Mehner suggests the worker of the future will be much different than what we see today.
"It will be more about flexibility, people skills and the ability to adapt than a lot of the hard-core single-type functions," he says.
Which leads to another interesting note in the Vision 2040 summary. Listed as a high priority is the following: "Research and take necessary actions to expand technical training programs either through the Cape Girardeau Career and Technology Center or a new community college."
What does that mean for the local education landscape?
"I think there are a lot of people that would like to see a community college of some kind," Mehner says. "And I think most of the people who would like to see a community college don't want it to be the gen.-ed. community college to send people on beyond that. They want it to be a training-based community college. So preparing people to work in certain fields."
Health care is one area. In the next 18 months, two new hospitals -- a behavioral health center and Veterans Affairs medical center -- will open in Cape Girardeau.

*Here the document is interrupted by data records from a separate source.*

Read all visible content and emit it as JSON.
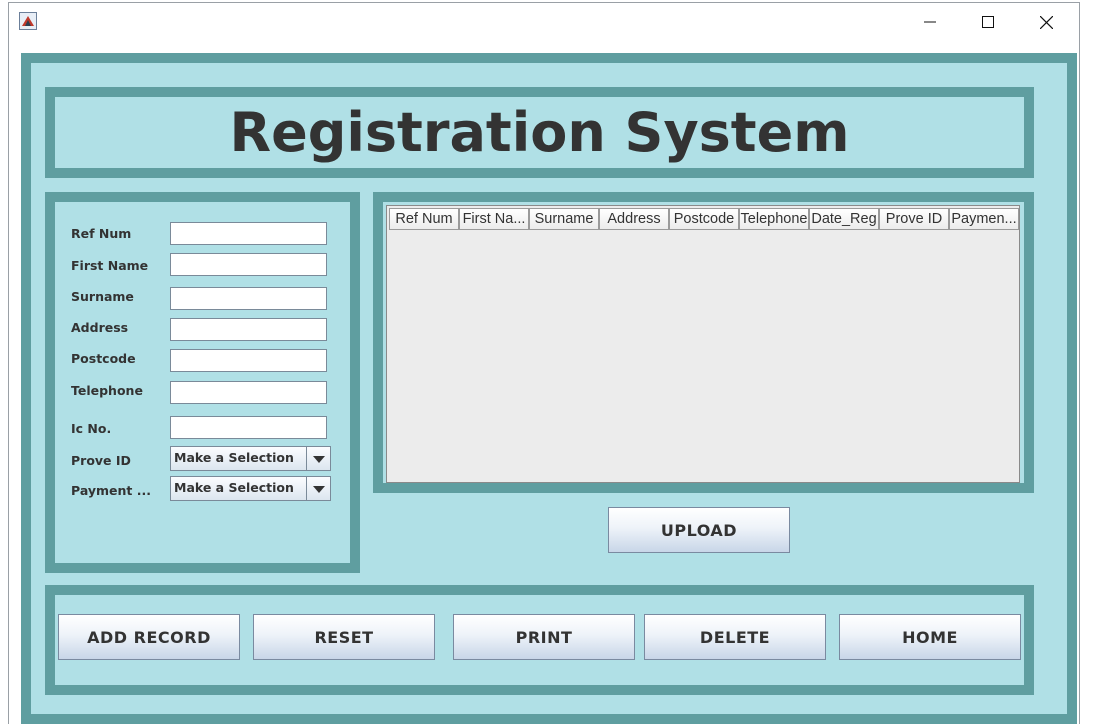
{
  "window": {
    "minimize_glyph": "—",
    "maximize_glyph": "☐",
    "close_glyph": "✕"
  },
  "header": {
    "title": "Registration System"
  },
  "form": {
    "fields": [
      {
        "label": "Ref Num",
        "value": ""
      },
      {
        "label": "First Name",
        "value": ""
      },
      {
        "label": "Surname",
        "value": ""
      },
      {
        "label": "Address",
        "value": ""
      },
      {
        "label": "Postcode",
        "value": ""
      },
      {
        "label": "Telephone",
        "value": ""
      },
      {
        "label": "Ic No.",
        "value": ""
      }
    ],
    "prove_id": {
      "label": "Prove ID",
      "selected": "Make a Selection"
    },
    "payment": {
      "label": "Payment ...",
      "selected": "Make a Selection"
    }
  },
  "table": {
    "columns": [
      "Ref Num",
      "First Na...",
      "Surname",
      "Address",
      "Postcode",
      "Telephone",
      "Date_Reg",
      "Prove ID",
      "Paymen..."
    ],
    "rows": []
  },
  "buttons": {
    "upload": "UPLOAD",
    "add_record": "ADD RECORD",
    "reset": "RESET",
    "print": "PRINT",
    "delete": "DELETE",
    "home": "HOME"
  },
  "colors": {
    "frame": "#5f9ea0",
    "panel": "#b0e0e6",
    "title_text": "#333333"
  }
}
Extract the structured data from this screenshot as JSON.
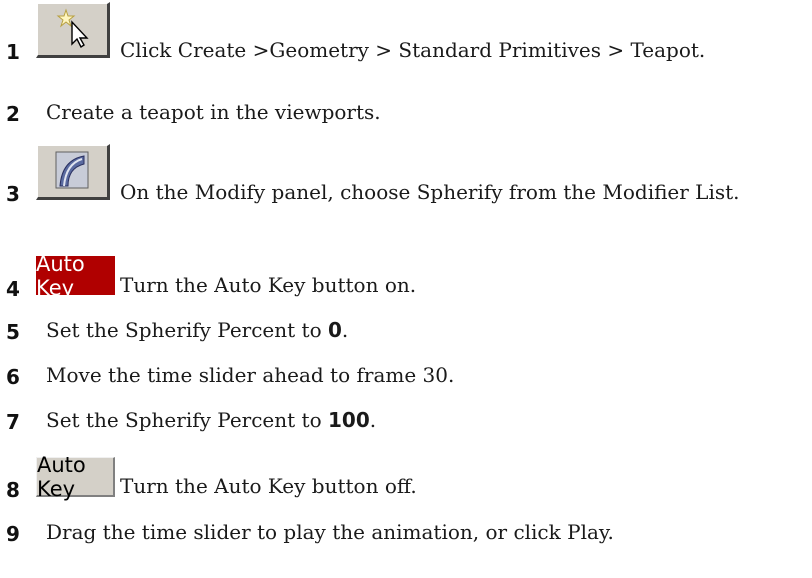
{
  "steps": [
    {
      "num": "1",
      "icon": "create-geometry-icon",
      "text": "Click Create >Geometry > Standard Primitives > Teapot."
    },
    {
      "num": "2",
      "text": "Create a teapot in the viewports."
    },
    {
      "num": "3",
      "icon": "modify-panel-icon",
      "text": "On the Modify panel, choose Spherify from the Modifier List."
    },
    {
      "num": "4",
      "icon_label": "Auto Key",
      "text": "Turn the Auto Key button on."
    },
    {
      "num": "5",
      "text_pre": "Set the Spherify Percent to ",
      "text_bold": "0",
      "text_post": "."
    },
    {
      "num": "6",
      "text": "Move the time slider ahead to frame 30."
    },
    {
      "num": "7",
      "text_pre": "Set the Spherify Percent to ",
      "text_bold": "100",
      "text_post": "."
    },
    {
      "num": "8",
      "icon_label": "Auto Key",
      "text": "Turn the Auto Key button off."
    },
    {
      "num": "9",
      "text": "Drag the time slider to play the animation, or click Play."
    }
  ],
  "colors": {
    "autokey_on": "#b00000",
    "button_face": "#d4d0c8"
  }
}
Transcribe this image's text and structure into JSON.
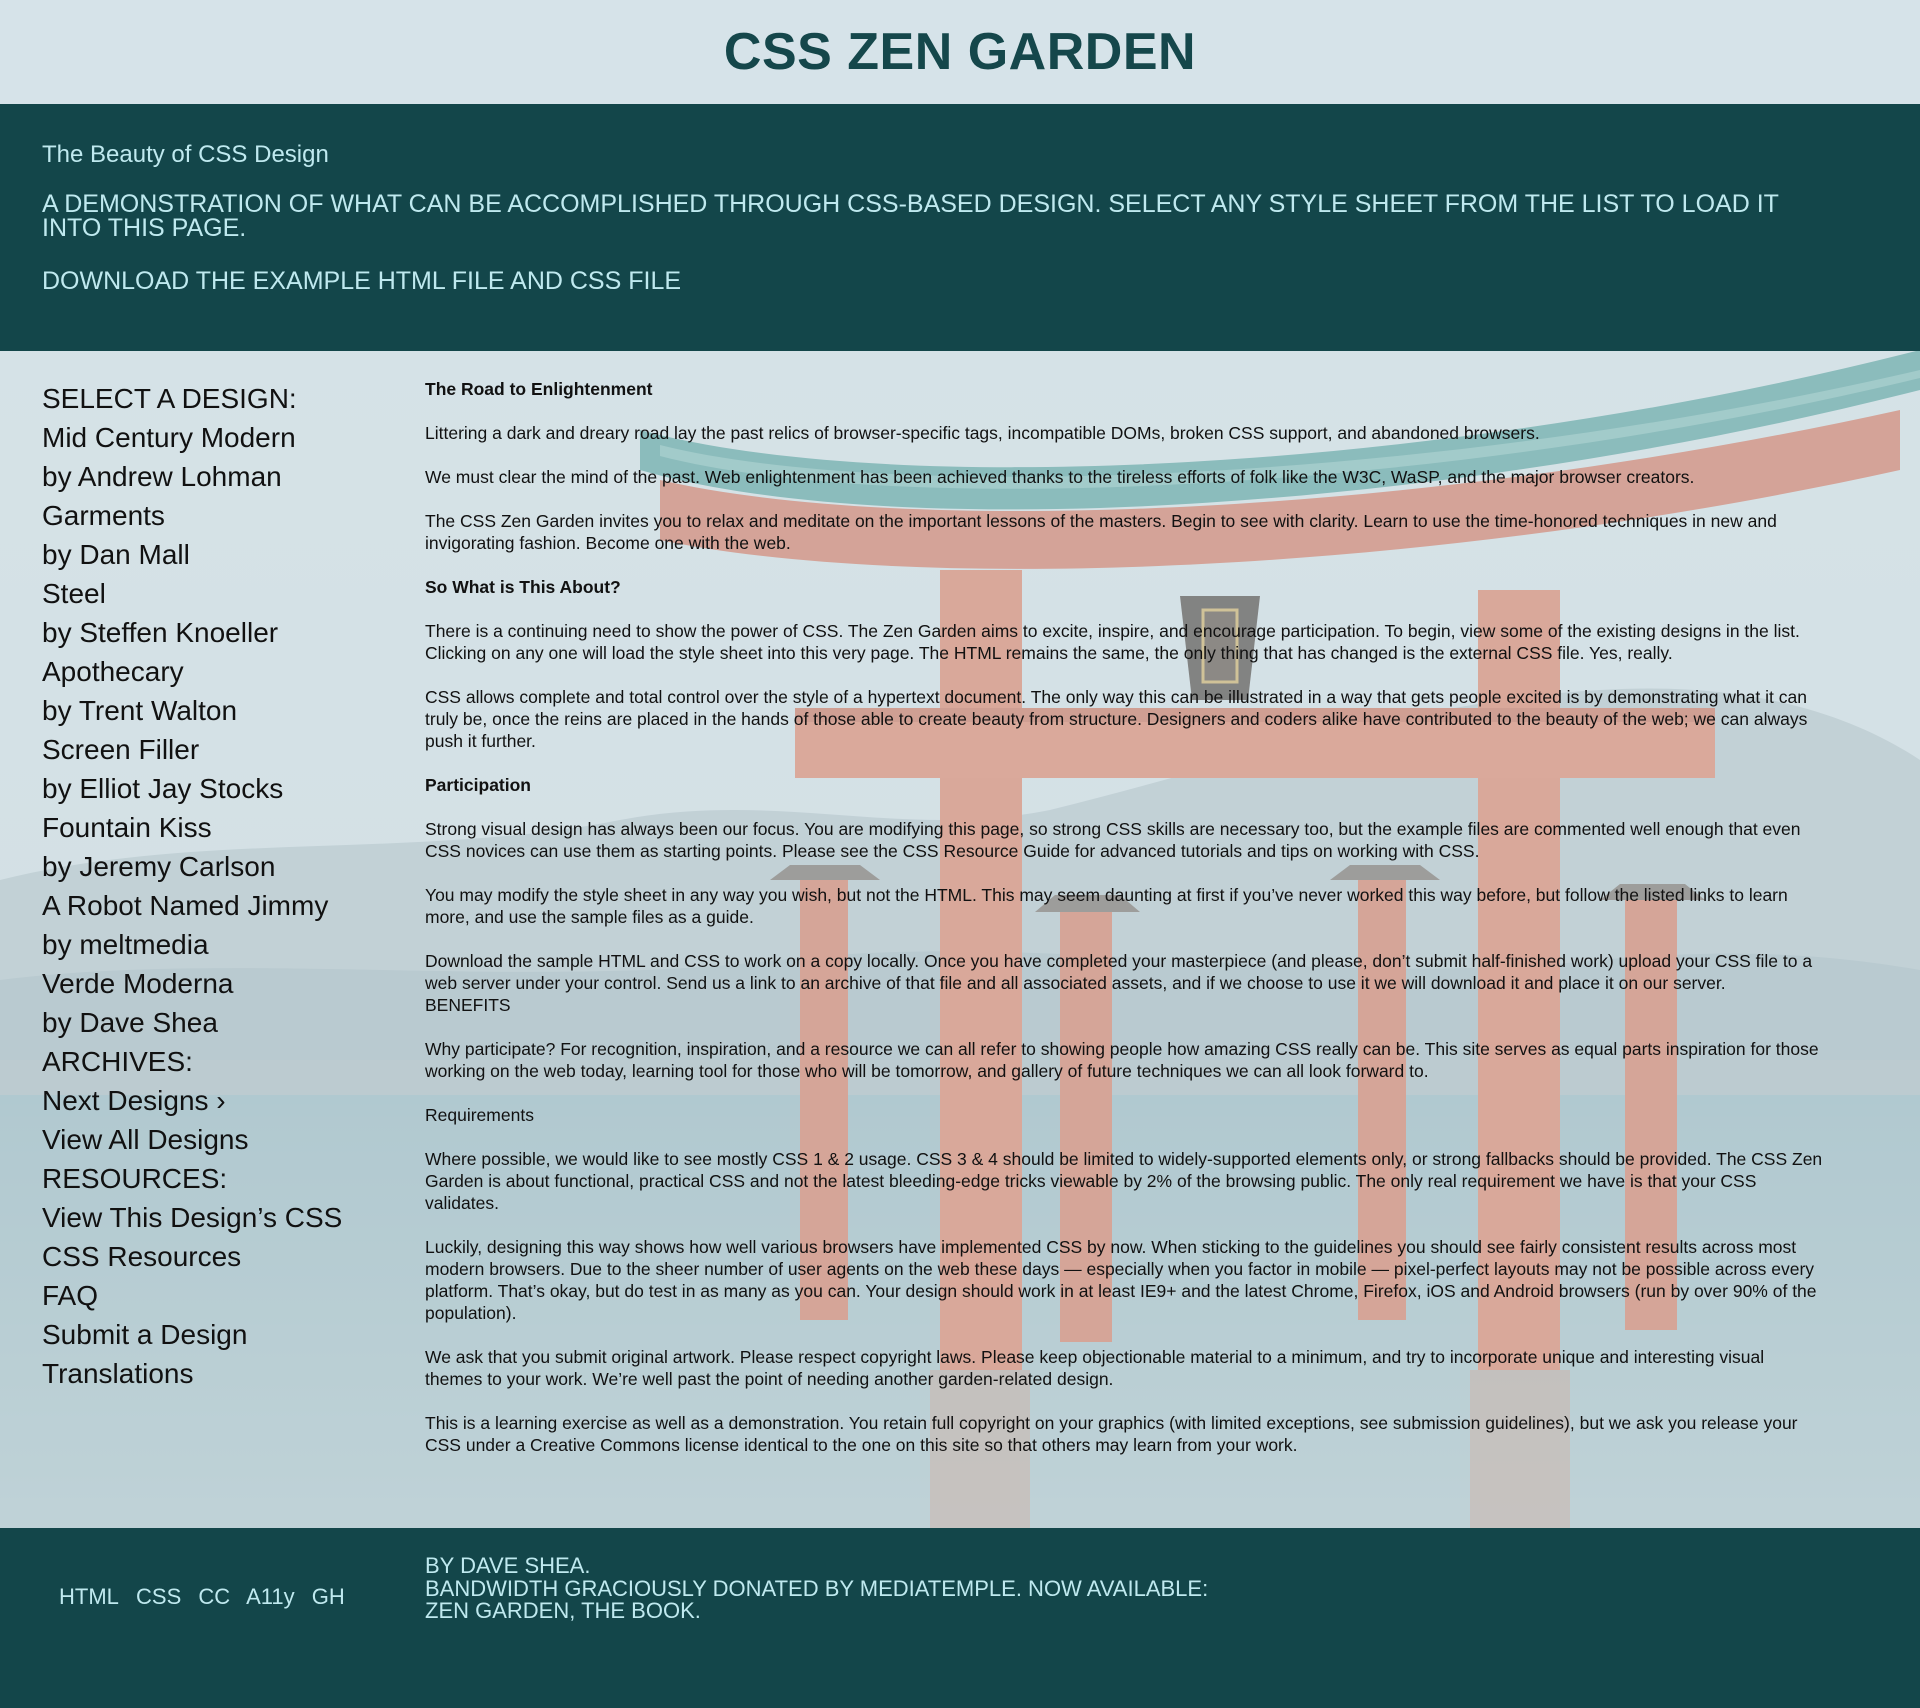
{
  "header": {
    "title": "CSS ZEN GARDEN"
  },
  "intro": {
    "tagline": "The Beauty of CSS Design",
    "summary": "A demonstration of what can be accomplished through CSS-based design. Select any style sheet from the list to load it into this page.",
    "download": "Download the example HTML FILE and CSS FILE"
  },
  "sidebar": {
    "select_heading": "Select a Design:",
    "designs": [
      {
        "name": "Mid Century Modern",
        "author": "by Andrew Lohman"
      },
      {
        "name": "Garments",
        "author": "by Dan Mall"
      },
      {
        "name": "Steel",
        "author": "by Steffen Knoeller"
      },
      {
        "name": "Apothecary",
        "author": "by Trent Walton"
      },
      {
        "name": "Screen Filler",
        "author": "by Elliot Jay Stocks"
      },
      {
        "name": "Fountain Kiss",
        "author": "by Jeremy Carlson"
      },
      {
        "name": "A Robot Named Jimmy",
        "author": "by meltmedia"
      },
      {
        "name": "Verde Moderna",
        "author": "by Dave Shea"
      }
    ],
    "archives_heading": "Archives:",
    "next_designs": "Next Designs ›",
    "view_all": "View All Designs",
    "resources_heading": "Resources:",
    "resources": [
      "View This Design’s CSS",
      "CSS Resources",
      "FAQ",
      "Submit a Design",
      "Translations"
    ]
  },
  "main": {
    "s1_title": "The Road to Enlightenment",
    "s1_p1": "Littering a dark and dreary road lay the past relics of browser-specific tags, incompatible DOMs, broken CSS support, and abandoned browsers.",
    "s1_p2": "We must clear the mind of the past. Web enlightenment has been achieved thanks to the tireless efforts of folk like the W3C, WaSP, and the major browser creators.",
    "s1_p3": "The CSS Zen Garden invites you to relax and meditate on the important lessons of the masters. Begin to see with clarity. Learn to use the time-honored techniques in new and invigorating fashion. Become one with the web.",
    "s2_title": "So What is This About?",
    "s2_p1": "There is a continuing need to show the power of CSS. The Zen Garden aims to excite, inspire, and encourage participation. To begin, view some of the existing designs in the list. Clicking on any one will load the style sheet into this very page. The HTML remains the same, the only thing that has changed is the external CSS file. Yes, really.",
    "s2_p2": "CSS allows complete and total control over the style of a hypertext document. The only way this can be illustrated in a way that gets people excited is by demonstrating what it can truly be, once the reins are placed in the hands of those able to create beauty from structure. Designers and coders alike have contributed to the beauty of the web; we can always push it further.",
    "s3_title": "Participation",
    "s3_p1": "Strong visual design has always been our focus. You are modifying this page, so strong CSS skills are necessary too, but the example files are commented well enough that even CSS novices can use them as starting points. Please see the CSS Resource Guide for advanced tutorials and tips on working with CSS.",
    "s3_p2": "You may modify the style sheet in any way you wish, but not the HTML. This may seem daunting at first if you’ve never worked this way before, but follow the listed links to learn more, and use the sample files as a guide.",
    "s3_p3": "Download the sample HTML and CSS to work on a copy locally. Once you have completed your masterpiece (and please, don’t submit half-finished work) upload your CSS file to a web server under your control. Send us a link to an archive of that file and all associated assets, and if we choose to use it we will download it and place it on our server.",
    "s4_title": "Benefits",
    "s4_p1": "Why participate? For recognition, inspiration, and a resource we can all refer to showing people how amazing CSS really can be. This site serves as equal parts inspiration for those working on the web today, learning tool for those who will be tomorrow, and gallery of future techniques we can all look forward to.",
    "s5_title": "Requirements",
    "s5_p1": "Where possible, we would like to see mostly CSS 1 & 2 usage. CSS 3 & 4 should be limited to widely-supported elements only, or strong fallbacks should be provided. The CSS Zen Garden is about functional, practical CSS and not the latest bleeding-edge tricks viewable by 2% of the browsing public. The only real requirement we have is that your CSS validates.",
    "s5_p2": "Luckily, designing this way shows how well various browsers have implemented CSS by now. When sticking to the guidelines you should see fairly consistent results across most modern browsers. Due to the sheer number of user agents on the web these days — especially when you factor in mobile — pixel-perfect layouts may not be possible across every platform. That’s okay, but do test in as many as you can. Your design should work in at least IE9+ and the latest Chrome, Firefox, iOS and Android browsers (run by over 90% of the population).",
    "s5_p3": "We ask that you submit original artwork. Please respect copyright laws. Please keep objectionable material to a minimum, and try to incorporate unique and interesting visual themes to your work. We’re well past the point of needing another garden-related design.",
    "s5_p4": "This is a learning exercise as well as a demonstration. You retain full copyright on your graphics (with limited exceptions, see submission guidelines), but we ask you release your CSS under a Creative Commons license identical to the one on this site so that others may learn from your work."
  },
  "footer": {
    "links": [
      "HTML",
      "CSS",
      "CC",
      "A11y",
      "GH"
    ],
    "credit_line1": "By Dave Shea.",
    "credit_line2": "Bandwidth graciously donated by mediatemple. Now available:",
    "credit_line3": "Zen Garden, the Book."
  },
  "colors": {
    "dark_teal": "#13464a",
    "light_text": "#bfe9ef",
    "title_teal": "#15474b",
    "header_bg": "#d6e3e9",
    "torii_red": "#c8664d",
    "roof_teal": "#3a8f8c"
  },
  "background_image": "torii gate standing in water with mountains behind"
}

With those facilities will come hundreds of new jobs.
"Where do we need people now?" Mehner says. "We know all the allied health fields are going to be interesting for a while, and going to be necessary for a while. It's always going to take some bodies. You're always going to have to have nurses. You're always going to have to have people walking the halls and talking to people. Some of the evaluative stuff may go away, but I think the people, there is a strong base of people that still believe we need a community college here based on training people to work."
An area Fox says was brought up in Vision 2020 and will continue in the next 20 years is the city's ability to maximize its natural asset of the river. Having a dock facility would allow not only crews but also those on pleasure craft to dock at Cape Girardeau and experience the downtown area.
"There are a tremendous number of people who go up and down that river, and to have a facility here where they can dock and get lunch ... to have a place like that where they can stop and visit, tie their boat up and come downtown, it would be tremendous. At the same time, recreational boaters and commercial fishermen no longer have a dock up north to use anymore, either. So there are lots of opportunities to capitalize on that river," he says.
The next generation
Meyer says he's witnessed a change over the past 15 years of a younger generation getting more involved at the local level.
"If you look at the Marquette and that redevelopment, it's a younger feel. It's a younger attraction. Shipyard [Music Festival], it's a kind of rework of some older things [like] the old River Fest," he says. "But it becomes different in that it is younger. ... It feels younger. And for the future of the city, I think that is absolutely critical that we're turning that page of the leadership that we've had for years that has been great, and is still there, but there's also now a younger move toward younger things that will really catapult us into the future. Those things are tremendously exciting."
It's also something he says is somewhat rare compared to many other cities.
Fox attributes this change in part to the chamber's Leadership Cape program, along with the Citizen's Academy offered by the city.
In addition to the influx of ideas, it's also brought new blood into the city's advisory boards and city council.
"I think there is -- for lots of reasons -- there is a greater excitement leading to more engagement," Mehner says. "And I think that's all good. I think the next 20 [years] are going to be really interesting, for a lot of reasons."